Task instructions: Return all of the data that follows precisely, leaving every image out.

╭─ Material for this exercise

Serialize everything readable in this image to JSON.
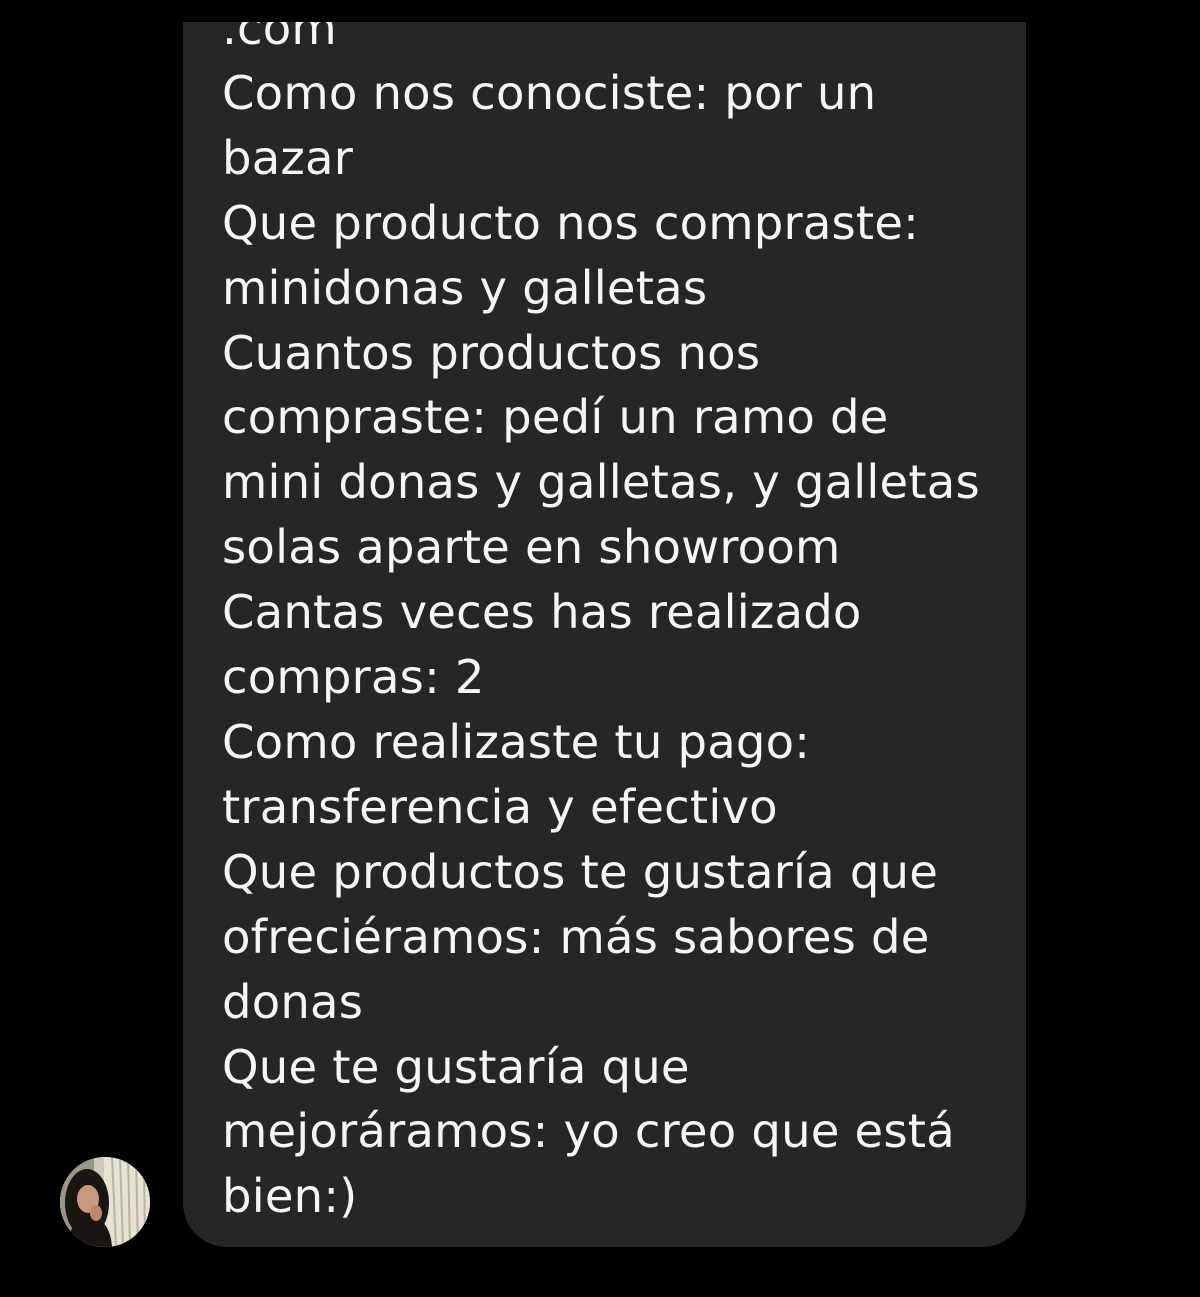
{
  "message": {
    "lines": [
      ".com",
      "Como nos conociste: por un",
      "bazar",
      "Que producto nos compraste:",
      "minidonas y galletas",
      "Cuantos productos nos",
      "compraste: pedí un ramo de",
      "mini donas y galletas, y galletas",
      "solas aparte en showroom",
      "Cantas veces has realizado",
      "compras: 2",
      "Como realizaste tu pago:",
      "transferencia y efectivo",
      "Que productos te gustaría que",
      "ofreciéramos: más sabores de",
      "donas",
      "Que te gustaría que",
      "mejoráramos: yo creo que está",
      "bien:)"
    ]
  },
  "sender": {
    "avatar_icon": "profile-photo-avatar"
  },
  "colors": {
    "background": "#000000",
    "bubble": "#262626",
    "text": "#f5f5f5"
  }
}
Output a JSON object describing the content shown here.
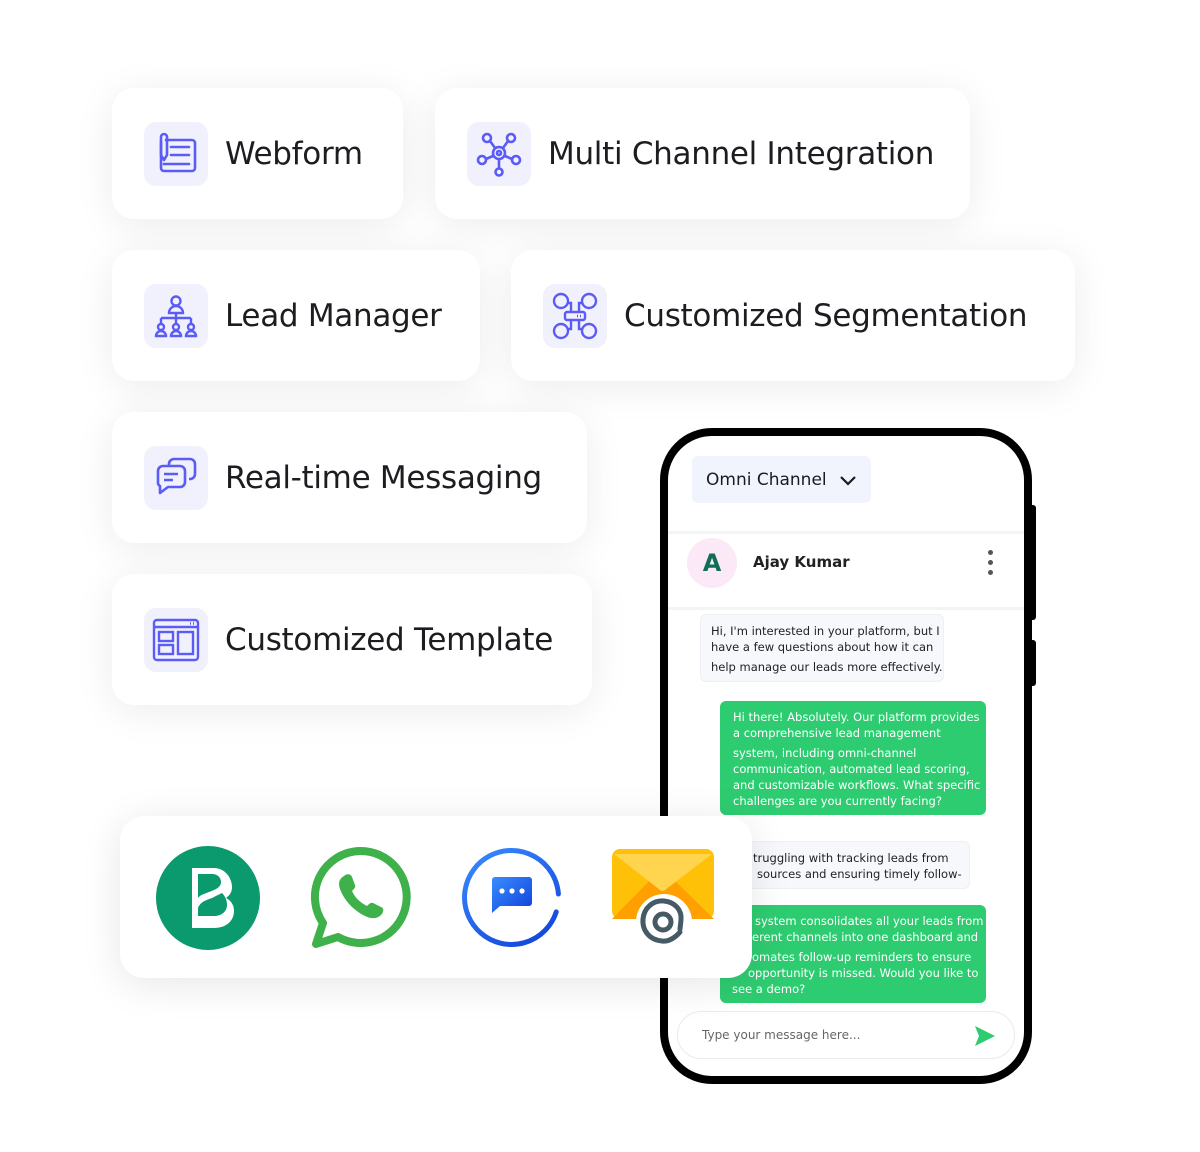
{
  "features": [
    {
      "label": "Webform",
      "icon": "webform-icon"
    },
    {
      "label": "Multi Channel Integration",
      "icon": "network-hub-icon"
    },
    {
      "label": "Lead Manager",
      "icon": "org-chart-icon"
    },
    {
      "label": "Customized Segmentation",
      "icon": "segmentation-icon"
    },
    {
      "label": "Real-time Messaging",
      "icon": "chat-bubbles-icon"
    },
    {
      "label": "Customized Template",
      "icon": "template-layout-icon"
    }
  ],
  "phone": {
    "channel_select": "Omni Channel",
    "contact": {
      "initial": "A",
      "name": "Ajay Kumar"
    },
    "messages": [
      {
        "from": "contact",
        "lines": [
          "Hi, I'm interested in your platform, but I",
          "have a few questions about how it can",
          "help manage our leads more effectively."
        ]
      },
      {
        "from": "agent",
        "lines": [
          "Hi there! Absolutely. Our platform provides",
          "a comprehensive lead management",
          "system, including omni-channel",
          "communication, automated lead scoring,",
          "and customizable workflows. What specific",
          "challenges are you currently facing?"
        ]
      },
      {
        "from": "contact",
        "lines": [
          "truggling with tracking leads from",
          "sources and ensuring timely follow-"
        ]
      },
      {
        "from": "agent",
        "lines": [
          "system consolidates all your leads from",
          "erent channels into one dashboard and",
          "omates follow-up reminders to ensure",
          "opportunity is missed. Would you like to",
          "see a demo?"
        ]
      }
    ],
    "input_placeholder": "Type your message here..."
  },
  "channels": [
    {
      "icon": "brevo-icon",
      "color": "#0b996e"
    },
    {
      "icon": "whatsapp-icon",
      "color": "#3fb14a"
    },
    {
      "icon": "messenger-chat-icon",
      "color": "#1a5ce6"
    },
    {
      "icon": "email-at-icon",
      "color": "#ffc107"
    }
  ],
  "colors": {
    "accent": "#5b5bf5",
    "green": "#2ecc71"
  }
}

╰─

Exercise solution:
Serialize everything readable in this image to JSON.
{
  "message": {
    "lines": [
      ".com",
      "Como nos conociste: por un",
      "bazar",
      "Que producto nos compraste:",
      "minidonas y galletas",
      "Cuantos productos nos",
      "compraste: pedí un ramo de",
      "mini donas y galletas, y galletas",
      "solas aparte en showroom",
      "Cantas veces has realizado",
      "compras: 2",
      "Como realizaste tu pago:",
      "transferencia y efectivo",
      "Que productos te gustaría que",
      "ofreciéramos: más sabores de",
      "donas",
      "Que te gustaría que",
      "mejoráramos: yo creo que está",
      "bien:)"
    ]
  },
  "sender": {
    "avatar_icon": "profile-photo-avatar"
  },
  "colors": {
    "background": "#000000",
    "bubble": "#262626",
    "text": "#f5f5f5"
  }
}
Output a JSON object describing the content shown here.
{
  "features": [
    {
      "label": "Webform",
      "icon": "webform-icon"
    },
    {
      "label": "Multi Channel Integration",
      "icon": "network-hub-icon"
    },
    {
      "label": "Lead Manager",
      "icon": "org-chart-icon"
    },
    {
      "label": "Customized Segmentation",
      "icon": "segmentation-icon"
    },
    {
      "label": "Real-time Messaging",
      "icon": "chat-bubbles-icon"
    },
    {
      "label": "Customized Template",
      "icon": "template-layout-icon"
    }
  ],
  "phone": {
    "channel_select": "Omni Channel",
    "contact": {
      "initial": "A",
      "name": "Ajay Kumar"
    },
    "messages": [
      {
        "from": "contact",
        "lines": [
          "Hi, I'm interested in your platform, but I",
          "have a few questions about how it can",
          "help manage our leads more effectively."
        ]
      },
      {
        "from": "agent",
        "lines": [
          "Hi there! Absolutely. Our platform provides",
          "a comprehensive lead management",
          "system, including omni-channel",
          "communication, automated lead scoring,",
          "and customizable workflows. What specific",
          "challenges are you currently facing?"
        ]
      },
      {
        "from": "contact",
        "lines": [
          "truggling with tracking leads from",
          "sources and ensuring timely follow-"
        ]
      },
      {
        "from": "agent",
        "lines": [
          "system consolidates all your leads from",
          "erent channels into one dashboard and",
          "omates follow-up reminders to ensure",
          "opportunity is missed. Would you like to",
          "see a demo?"
        ]
      }
    ],
    "input_placeholder": "Type your message here..."
  },
  "channels": [
    {
      "icon": "brevo-icon",
      "color": "#0b996e"
    },
    {
      "icon": "whatsapp-icon",
      "color": "#3fb14a"
    },
    {
      "icon": "messenger-chat-icon",
      "color": "#1a5ce6"
    },
    {
      "icon": "email-at-icon",
      "color": "#ffc107"
    }
  ],
  "colors": {
    "accent": "#5b5bf5",
    "green": "#2ecc71"
  }
}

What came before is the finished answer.